Playing outside can help to reduce your child’s risk of developing myopia.
Now that school has officially begun for many kids across the country, their afternoons spent playing outside with friends and riding bikes to their local parks are slowly coming to an end. Instead, many kids are seeking refuge on the couch or in front of their favorite video game in order to burn off some of the steam brought on by the stress and pressures of school.
However, with only a few short months left of warmth and daylight for many of us, it is more important than ever that kids are putting down the video game controller and spending as much time in the natural outdoors as they can. Not just to increase their physical activity levels and spend time away from the television, but also because it may decrease their chances of developing myopia.
Myopia (also commonly referred to as nearsightedness) is a optical problem that is common in children, which creates a condition in the eyes causing blurred vision and trouble seeing. While many people used to believe that increased exposure to television and video games was the culprit for increased myopia in children, recent studies are now showing that their time spent outdoors may be a more significant contributing factor.
When a child is indoors, whether they are playing on the computer, finishing up their homework or simply talking to their siblings, their eyes do not bother to adjust to see things that are far away. Over time, the more that they stay inside and do not strengthen this ability, their eyes begin to change shape and lose the ability to adjust to far away sights.
However, when you are outside, you are constantly focusing on things far off in the distance, such as a car down the street, a football that is being tossed back and forth, or an airplane that is flying overhead. In fact, spending time outdoors has such a significant impact on a child’s vision that, in a 2008 study in the journal Ophthalmology, it was discovered that 12-year-olds who spend more than 2.8 hours outside each day were significantly less likely to develop myopia than 12-year-olds who spent less time outside.
Another recent study found that, in Americans aged 12 to 54, the prevalence of nearsightedness increased 66% between the years 1970 and 2000.
Nearsightedness is a refractive error in the eyes that produces clear vision for objects that are near, but blurs objects that are seen in the distance. It is caused by an abnormally steep curvature in the cornea, or sometimes by an elongated eyeball. As a result of this, light rays passing through the cornea will converge at a point before the retina, causing blurred vision when looking at object in the distance.
This common vision problem typically develops during childhood or early adolescence, between the ages of 8 and 10, which is why it is so important that children receive regular vision screenings so that these simple vision problems do not have an effect on their future.
If you think that your child is suffering from myopia or any other kind of common vision problems found in children, be sure to set up a pediatric eye care appointment at OCLI. After all, your child’s vision is one of the single most important aspects of a successful education and a happy adolescence.

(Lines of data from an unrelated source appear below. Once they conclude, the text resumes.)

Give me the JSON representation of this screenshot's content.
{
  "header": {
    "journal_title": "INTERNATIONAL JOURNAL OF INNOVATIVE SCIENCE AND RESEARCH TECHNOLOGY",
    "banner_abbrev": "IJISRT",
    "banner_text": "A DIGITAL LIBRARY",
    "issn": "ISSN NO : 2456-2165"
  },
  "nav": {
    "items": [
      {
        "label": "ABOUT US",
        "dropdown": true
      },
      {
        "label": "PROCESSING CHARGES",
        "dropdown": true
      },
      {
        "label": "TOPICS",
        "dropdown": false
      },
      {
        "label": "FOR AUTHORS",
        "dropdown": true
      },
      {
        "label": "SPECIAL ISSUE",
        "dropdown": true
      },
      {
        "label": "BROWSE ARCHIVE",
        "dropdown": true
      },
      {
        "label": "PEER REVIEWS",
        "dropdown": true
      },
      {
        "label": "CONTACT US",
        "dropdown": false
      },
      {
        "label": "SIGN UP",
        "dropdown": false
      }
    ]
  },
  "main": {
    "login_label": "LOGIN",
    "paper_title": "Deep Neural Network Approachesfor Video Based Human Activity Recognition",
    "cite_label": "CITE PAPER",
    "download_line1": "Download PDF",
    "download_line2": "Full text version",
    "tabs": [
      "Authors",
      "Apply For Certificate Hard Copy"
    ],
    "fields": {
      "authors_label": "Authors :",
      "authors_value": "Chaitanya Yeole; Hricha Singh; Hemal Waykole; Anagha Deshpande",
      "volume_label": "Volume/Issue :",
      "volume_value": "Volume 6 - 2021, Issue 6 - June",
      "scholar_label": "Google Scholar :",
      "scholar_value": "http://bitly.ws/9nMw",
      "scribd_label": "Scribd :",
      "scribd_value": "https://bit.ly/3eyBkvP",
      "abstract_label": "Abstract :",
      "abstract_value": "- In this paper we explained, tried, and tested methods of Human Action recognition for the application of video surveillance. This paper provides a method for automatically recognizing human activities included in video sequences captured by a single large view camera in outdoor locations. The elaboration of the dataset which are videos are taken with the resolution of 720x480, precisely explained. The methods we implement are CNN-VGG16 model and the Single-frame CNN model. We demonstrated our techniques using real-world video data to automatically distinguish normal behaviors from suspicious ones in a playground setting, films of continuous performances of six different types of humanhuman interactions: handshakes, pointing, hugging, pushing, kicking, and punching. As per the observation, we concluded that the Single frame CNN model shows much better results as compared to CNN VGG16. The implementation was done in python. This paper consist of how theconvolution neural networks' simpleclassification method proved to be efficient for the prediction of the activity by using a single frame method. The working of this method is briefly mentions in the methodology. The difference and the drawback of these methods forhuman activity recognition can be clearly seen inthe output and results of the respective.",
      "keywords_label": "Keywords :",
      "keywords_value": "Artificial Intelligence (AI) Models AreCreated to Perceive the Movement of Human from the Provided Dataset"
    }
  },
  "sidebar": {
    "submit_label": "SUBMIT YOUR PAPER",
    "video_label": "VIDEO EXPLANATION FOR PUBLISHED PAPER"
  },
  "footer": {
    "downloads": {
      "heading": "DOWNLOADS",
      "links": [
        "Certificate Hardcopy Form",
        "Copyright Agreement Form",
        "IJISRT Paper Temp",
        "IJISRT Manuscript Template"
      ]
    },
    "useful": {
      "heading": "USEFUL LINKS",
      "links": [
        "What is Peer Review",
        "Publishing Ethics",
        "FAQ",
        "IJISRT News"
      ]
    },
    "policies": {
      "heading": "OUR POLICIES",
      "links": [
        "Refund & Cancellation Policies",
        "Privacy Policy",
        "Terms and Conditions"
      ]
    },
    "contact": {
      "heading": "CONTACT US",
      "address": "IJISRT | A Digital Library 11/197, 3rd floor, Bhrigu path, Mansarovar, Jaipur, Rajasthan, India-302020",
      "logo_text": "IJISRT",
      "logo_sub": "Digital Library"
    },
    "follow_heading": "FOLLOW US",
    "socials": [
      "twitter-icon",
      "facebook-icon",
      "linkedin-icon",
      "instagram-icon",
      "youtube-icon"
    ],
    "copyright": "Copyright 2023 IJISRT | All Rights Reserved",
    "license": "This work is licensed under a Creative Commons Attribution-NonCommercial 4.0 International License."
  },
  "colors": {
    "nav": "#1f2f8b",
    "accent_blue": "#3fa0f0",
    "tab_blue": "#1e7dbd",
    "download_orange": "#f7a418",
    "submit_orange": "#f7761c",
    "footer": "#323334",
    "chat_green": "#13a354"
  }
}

Be sure to take care of any vision problems early on in order to avoid possible complications.